Chinese smartphone giant Oppo revealed its first in-house chipset at its annual innovation event hosted in Shenzhen on Tuesday. The MariSilicon X chip announced — named after the Mariana Trench — is a neural processing unit that aims to boost photo and video performance through machine learning.
The move adds Oppo to a list of smartphone makers that are designing their own chips, such as Apple. The MariSilicon project, headed by Qualcomm veteran Jiang Bo, started only in 2019.
The silicon is being manufactured by Taiwan Semiconductor Manufacturing Co (TSMC)’s 6-nanometer process technology and will be featured in Oppo’s upcoming flagship handset in the first quarter of 2022. The ongoing global chip shortage will not affect the production of MariSilicon X, Jiang told the press at the event.
Oppo also unveiled the third generation of its self-developed smart glasses, dubbing it an “assisted reality” device instead of an augmented reality one.
The description is apt. The headpiece, which weighs just 30g, is reminiscent of Google Glass. It uses the Snapdragon 4100 chip, which is normally found in smartwatches, and it’s indeed limited to projecting 2D information such as navigation and translation onto its 1.3mm-thick glasses. It works as an extension of one’s smartphone, or like a smartwatch with a screen in front of one’s eyes, rather than an AR device that’s aware of one’s environment. It’s slated to ship next spring.

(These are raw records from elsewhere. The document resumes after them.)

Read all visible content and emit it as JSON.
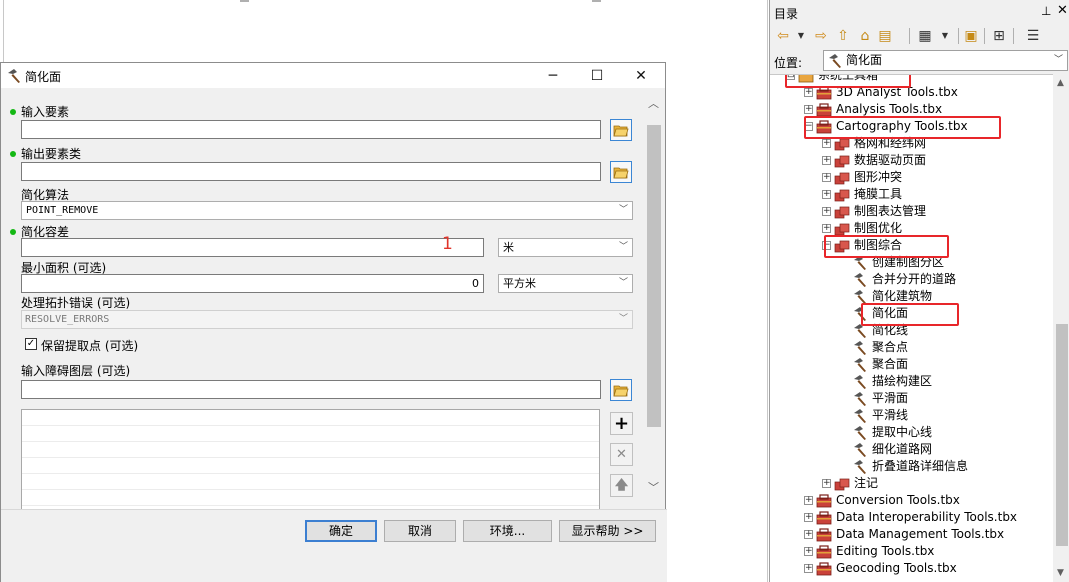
{
  "dialog": {
    "title": "简化面",
    "controls": {
      "minimize": "─",
      "maximize": "☐",
      "close": "✕"
    },
    "fields": {
      "input_features": {
        "label": "输入要素",
        "value": ""
      },
      "output_features": {
        "label": "输出要素类",
        "value": ""
      },
      "algorithm": {
        "label": "简化算法",
        "value": "POINT_REMOVE"
      },
      "tolerance": {
        "label": "简化容差",
        "value": "",
        "unit": "米",
        "annotation": "1"
      },
      "min_area": {
        "label": "最小面积 (可选)",
        "value": "0",
        "unit": "平方米"
      },
      "topology_errors": {
        "label": "处理拓扑错误 (可选)",
        "value": "RESOLVE_ERRORS"
      },
      "keep_points": {
        "label": "保留提取点 (可选)",
        "checked": true,
        "check_mark": "✓"
      },
      "barrier_layers": {
        "label": "输入障碍图层 (可选)",
        "value": ""
      }
    },
    "side_buttons": {
      "add": "+",
      "remove": "✕",
      "up": "🡅"
    },
    "buttons": {
      "ok": "确定",
      "cancel": "取消",
      "env": "环境...",
      "help": "显示帮助 >>"
    }
  },
  "catalog": {
    "title": "目录",
    "pin": "⊥",
    "close": "✕",
    "location_label": "位置:",
    "location_value": "简化面",
    "tree": [
      {
        "label": "系统工具箱",
        "expander": "⊟",
        "type": "toolbox-folder"
      },
      {
        "label": "3D Analyst Tools.tbx",
        "expander": "+",
        "type": "toolbox"
      },
      {
        "label": "Analysis Tools.tbx",
        "expander": "+",
        "type": "toolbox"
      },
      {
        "label": "Cartography Tools.tbx",
        "expander": "−",
        "type": "toolbox"
      },
      {
        "label": "格网和经纬网",
        "expander": "+",
        "type": "toolset"
      },
      {
        "label": "数据驱动页面",
        "expander": "+",
        "type": "toolset"
      },
      {
        "label": "图形冲突",
        "expander": "+",
        "type": "toolset"
      },
      {
        "label": "掩膜工具",
        "expander": "+",
        "type": "toolset"
      },
      {
        "label": "制图表达管理",
        "expander": "+",
        "type": "toolset"
      },
      {
        "label": "制图优化",
        "expander": "+",
        "type": "toolset"
      },
      {
        "label": "制图综合",
        "expander": "−",
        "type": "toolset"
      },
      {
        "label": "创建制图分区",
        "type": "tool"
      },
      {
        "label": "合并分开的道路",
        "type": "tool"
      },
      {
        "label": "简化建筑物",
        "type": "tool"
      },
      {
        "label": "简化面",
        "type": "tool"
      },
      {
        "label": "简化线",
        "type": "tool"
      },
      {
        "label": "聚合点",
        "type": "tool"
      },
      {
        "label": "聚合面",
        "type": "tool"
      },
      {
        "label": "描绘构建区",
        "type": "tool"
      },
      {
        "label": "平滑面",
        "type": "tool"
      },
      {
        "label": "平滑线",
        "type": "tool"
      },
      {
        "label": "提取中心线",
        "type": "tool"
      },
      {
        "label": "细化道路网",
        "type": "tool"
      },
      {
        "label": "折叠道路详细信息",
        "type": "tool"
      },
      {
        "label": "注记",
        "expander": "+",
        "type": "toolset"
      },
      {
        "label": "Conversion Tools.tbx",
        "expander": "+",
        "type": "toolbox"
      },
      {
        "label": "Data Interoperability Tools.tbx",
        "expander": "+",
        "type": "toolbox"
      },
      {
        "label": "Data Management Tools.tbx",
        "expander": "+",
        "type": "toolbox"
      },
      {
        "label": "Editing Tools.tbx",
        "expander": "+",
        "type": "toolbox"
      },
      {
        "label": "Geocoding Tools.tbx",
        "expander": "+",
        "type": "toolbox"
      }
    ]
  },
  "colors": {
    "highlight": "#e8262a",
    "required_dot": "#14b814",
    "primary_border": "#3c7fd1"
  }
}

The third product unveiled is Oppo’s first folding phone, which came a year after its concept scrolling phone. Details of the folding phone will be announced tomorrow, at which point we will update the story accordingly.
What we know so far is the new phone is spearheaded by Pete Lau, OnePlus’s co-founder who was appointed Oppo’s chief product officer after OnePlus became Oppo’s subbrand this year.
Both owned by the BKK Electronics empire, OnePlus and Oppo shared a supply chain prior to the merger but were operating independently. The merger has seen the two phone makers combining operational and R&D forces, including their operating systems, while the brands remain separate.